[Records from a data collection]
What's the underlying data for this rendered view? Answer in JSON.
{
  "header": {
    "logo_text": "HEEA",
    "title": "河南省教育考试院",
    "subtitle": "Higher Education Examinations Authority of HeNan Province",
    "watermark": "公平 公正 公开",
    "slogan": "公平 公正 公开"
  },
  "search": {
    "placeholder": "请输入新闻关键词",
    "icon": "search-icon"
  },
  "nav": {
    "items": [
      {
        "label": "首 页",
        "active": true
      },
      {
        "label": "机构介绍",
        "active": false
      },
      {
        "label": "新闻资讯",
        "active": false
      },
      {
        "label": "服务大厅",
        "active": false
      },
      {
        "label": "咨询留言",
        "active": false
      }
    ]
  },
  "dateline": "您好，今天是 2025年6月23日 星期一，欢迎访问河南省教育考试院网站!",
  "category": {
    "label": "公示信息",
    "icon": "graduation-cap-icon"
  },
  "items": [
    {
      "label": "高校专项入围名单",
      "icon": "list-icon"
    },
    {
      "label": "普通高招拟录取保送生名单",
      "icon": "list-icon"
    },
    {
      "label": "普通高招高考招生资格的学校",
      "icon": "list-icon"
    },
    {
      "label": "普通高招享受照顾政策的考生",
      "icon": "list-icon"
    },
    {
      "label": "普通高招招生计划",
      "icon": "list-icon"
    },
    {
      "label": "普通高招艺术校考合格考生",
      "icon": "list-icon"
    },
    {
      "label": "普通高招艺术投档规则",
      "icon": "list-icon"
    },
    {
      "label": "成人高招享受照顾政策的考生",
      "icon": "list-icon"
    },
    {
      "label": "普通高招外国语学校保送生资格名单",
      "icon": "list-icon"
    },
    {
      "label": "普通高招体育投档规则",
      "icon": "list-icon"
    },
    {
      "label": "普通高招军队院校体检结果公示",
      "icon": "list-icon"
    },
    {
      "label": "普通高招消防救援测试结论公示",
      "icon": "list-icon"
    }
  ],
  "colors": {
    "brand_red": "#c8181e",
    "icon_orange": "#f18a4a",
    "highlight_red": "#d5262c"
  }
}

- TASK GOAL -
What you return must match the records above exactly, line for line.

- ANSWER SPACE -
What's the underlying data for this rendered view? Answer in JSON.
{
  "header": {
    "logo_text": "HEEA",
    "title": "河南省教育考试院",
    "subtitle": "Higher Education Examinations Authority of HeNan Province",
    "watermark": "公平 公正 公开",
    "slogan": "公平 公正 公开"
  },
  "search": {
    "placeholder": "请输入新闻关键词",
    "icon": "search-icon"
  },
  "nav": {
    "items": [
      {
        "label": "首 页",
        "active": true
      },
      {
        "label": "机构介绍",
        "active": false
      },
      {
        "label": "新闻资讯",
        "active": false
      },
      {
        "label": "服务大厅",
        "active": false
      },
      {
        "label": "咨询留言",
        "active": false
      }
    ]
  },
  "dateline": "您好，今天是 2025年6月23日 星期一，欢迎访问河南省教育考试院网站!",
  "category": {
    "label": "公示信息",
    "icon": "graduation-cap-icon"
  },
  "items": [
    {
      "label": "高校专项入围名单",
      "icon": "list-icon"
    },
    {
      "label": "普通高招拟录取保送生名单",
      "icon": "list-icon"
    },
    {
      "label": "普通高招高考招生资格的学校",
      "icon": "list-icon"
    },
    {
      "label": "普通高招享受照顾政策的考生",
      "icon": "list-icon"
    },
    {
      "label": "普通高招招生计划",
      "icon": "list-icon"
    },
    {
      "label": "普通高招艺术校考合格考生",
      "icon": "list-icon"
    },
    {
      "label": "普通高招艺术投档规则",
      "icon": "list-icon"
    },
    {
      "label": "成人高招享受照顾政策的考生",
      "icon": "list-icon"
    },
    {
      "label": "普通高招外国语学校保送生资格名单",
      "icon": "list-icon"
    },
    {
      "label": "普通高招体育投档规则",
      "icon": "list-icon"
    },
    {
      "label": "普通高招军队院校体检结果公示",
      "icon": "list-icon"
    },
    {
      "label": "普通高招消防救援测试结论公示",
      "icon": "list-icon"
    }
  ],
  "colors": {
    "brand_red": "#c8181e",
    "icon_orange": "#f18a4a",
    "highlight_red": "#d5262c"
  }
}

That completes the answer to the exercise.